But where will change start if not with us? Imagine a phone call to that niece, cousin or sister telling them that you won't be attending their gradation because of energy consumption; that it's imperative to switch gears and make choices on behalf of the earth. Take one plane trip a year and make it count. Or if your family is a top priority, move and live closer.
Close your eyes and imagine what Philippe Cousteau saw 25 feet down: clouds of granular water the likes of which researchers say now forms massive plumes hundreds of feet deep that stretches for miles. The pungent smell of diesel fuel, gasoline and oil. His hazmat and diving suit had to be degreased; his skin needed to be carefully cleaned because the touch of that water would cause it to burn.
From 12,000 to 19,000 barrels of oil or much, much more continue to pour into the ocean every day. No, says Philippe Cousteau, the ocean cannot take this. No, he says, a hurricane will not wash it all away and make it clean again. Unlike the Mancos River Valley, the Gulf has no rite of spring, no seasonal cleanup to scour the riverbanks.
It's rafting season here in the Four Corners region of the Southwest. Rafts made from petroleum products, petroleum tires under the car and gasoline to drive to the put-ins. Don't forget the poly-pro wet suits for warmth and those large, soft inflatable pads to sleep on. It's springtime in the Rockies, but for many creatures of the sea, it's a dark, sad time of death.

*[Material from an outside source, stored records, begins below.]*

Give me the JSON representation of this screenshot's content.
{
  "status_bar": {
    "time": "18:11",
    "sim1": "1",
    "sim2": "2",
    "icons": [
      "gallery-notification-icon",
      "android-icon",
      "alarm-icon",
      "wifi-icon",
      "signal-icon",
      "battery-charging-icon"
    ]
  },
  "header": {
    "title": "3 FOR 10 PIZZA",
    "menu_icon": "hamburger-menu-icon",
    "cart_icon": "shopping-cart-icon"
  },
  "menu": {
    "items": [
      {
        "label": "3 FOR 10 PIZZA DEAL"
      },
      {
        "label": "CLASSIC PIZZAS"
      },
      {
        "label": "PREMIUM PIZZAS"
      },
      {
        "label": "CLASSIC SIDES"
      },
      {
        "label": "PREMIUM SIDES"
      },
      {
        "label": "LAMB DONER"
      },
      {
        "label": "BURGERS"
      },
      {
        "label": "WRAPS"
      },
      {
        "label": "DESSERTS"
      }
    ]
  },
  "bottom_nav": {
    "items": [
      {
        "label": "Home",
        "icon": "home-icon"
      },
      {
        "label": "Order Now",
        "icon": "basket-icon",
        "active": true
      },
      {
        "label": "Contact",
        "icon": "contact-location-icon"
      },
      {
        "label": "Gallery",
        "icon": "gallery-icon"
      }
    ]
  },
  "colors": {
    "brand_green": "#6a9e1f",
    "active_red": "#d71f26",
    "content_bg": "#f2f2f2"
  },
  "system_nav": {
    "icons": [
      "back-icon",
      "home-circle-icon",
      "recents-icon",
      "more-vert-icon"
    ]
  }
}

Christina Nealson is a contributor to Writers on the Range, a service of High Country News (hcn.org). She writes from her home in Mancos, Colo.